“The companies that help open LCs want their money back and tend to give their clients more time to handle frozen stocks. They could sell off cargoes themselves if their clients could not repay loans on time, but the ore price is still much lower than the purchase price of the cargoes, so they would inevitably shoulder losses and it seems better to allow more time,” a Chinese market participant said.
As a result, frozen stocks will stay in place, leaving inventories high but distorting the picture of how much material is actually available.
Smelters will keep adjusting purchasing according to market conditions

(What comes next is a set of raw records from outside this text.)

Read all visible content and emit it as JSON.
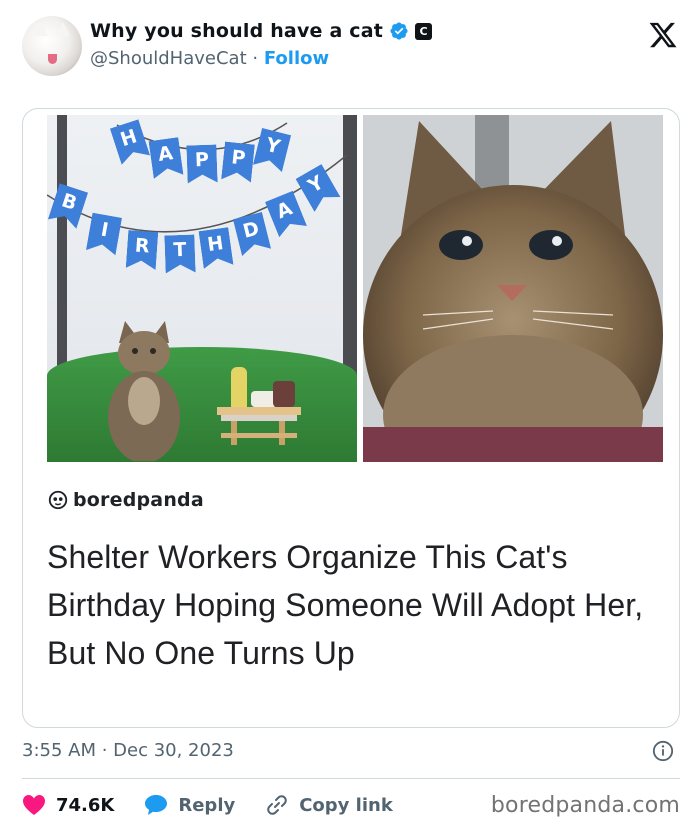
{
  "tweet": {
    "display_name": "Why you should have a cat",
    "handle": "@ShouldHaveCat",
    "separator": "·",
    "follow_label": "Follow",
    "affiliation_badge": "C",
    "timestamp": "3:55 AM · Dec 30, 2023",
    "likes": "74.6K",
    "reply_label": "Reply",
    "copy_link_label": "Copy link"
  },
  "card": {
    "banner_letters_top": [
      "H",
      "A",
      "P",
      "P",
      "Y"
    ],
    "banner_letters_bottom": [
      "B",
      "I",
      "R",
      "T",
      "H",
      "D",
      "A",
      "Y"
    ],
    "source_name": "boredpanda",
    "headline": "Shelter Workers Organize This Cat's Birthday Hoping Someone Will Adopt Her, But No One Turns Up"
  },
  "watermark": "boredpanda.com",
  "colors": {
    "like": "#f91880",
    "reply": "#1d9bf0",
    "verified": "#1d9bf0",
    "banner": "#3d7fd9"
  },
  "icons": [
    "avatar",
    "verified-badge-icon",
    "affiliation-badge",
    "x-logo-icon",
    "info-icon",
    "heart-icon",
    "reply-bubble-icon",
    "link-icon",
    "boredpanda-logo-icon"
  ]
}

Varying purchasing habits among smelters will also continue while market conditions fluctuate. Smelters purchase five to 10 days’ or even as little as five to seven days’ ore for consumption when they expect ore prices to slide. They increase volumes when they expect price increases, or when they need to stock up for a major holiday.
When smelters only buy a few days’ worth of ore feed, it can create an impression of artificially high port stocks, when in fact low stocks at smelters would actually offset this. And a sudden flurry of buying by smelters that have unusually low stocks at their works could make a consumption increase seem more dramatic if they buy suddenly and simultaneously from ports. This effect is likely to continue into 2020, maintaining another factor that distorts the picture painted by port inventories.
Ore from Ghana will continue to provide feed for alloy market
Chinese imports from Ghana continued to soar in 2019, even exceeding Australian imports in the first half of the year.
China imported 2.58 million tonnes of ore from Ghana in January-June this year, up from 1.26 million tonnes in the same period of 2018. Australian imports rose to 2.39 million tonnes from 2.27 million tonnes over the same period.
Ghanaian ore was traditionally destined for the electrolytic manganese metal market, much of it as captive supply for China's Ningxia Tianyuan Manganese Industry Co, the world’s largest manganese metal producer and owner of Ghana Manganese through is Jersey-based Consmin subsidiary.
But the surge of supply from Ghana has spilled over into the raw materials market for manganese alloy production, creating greater competition among established suppliers to that market.
“Total Ghana supply far exceeds the volume the electrolytic manganese metal market can consume. That’s why you see so much of it,” a market source told Fastmarkets.
While the ore from Ghana is a small proportion of stock in the main Chinese ports where alloy raw material feed sits, the increased competition will continue.
Amy Lv in Shanghai contributed to this report.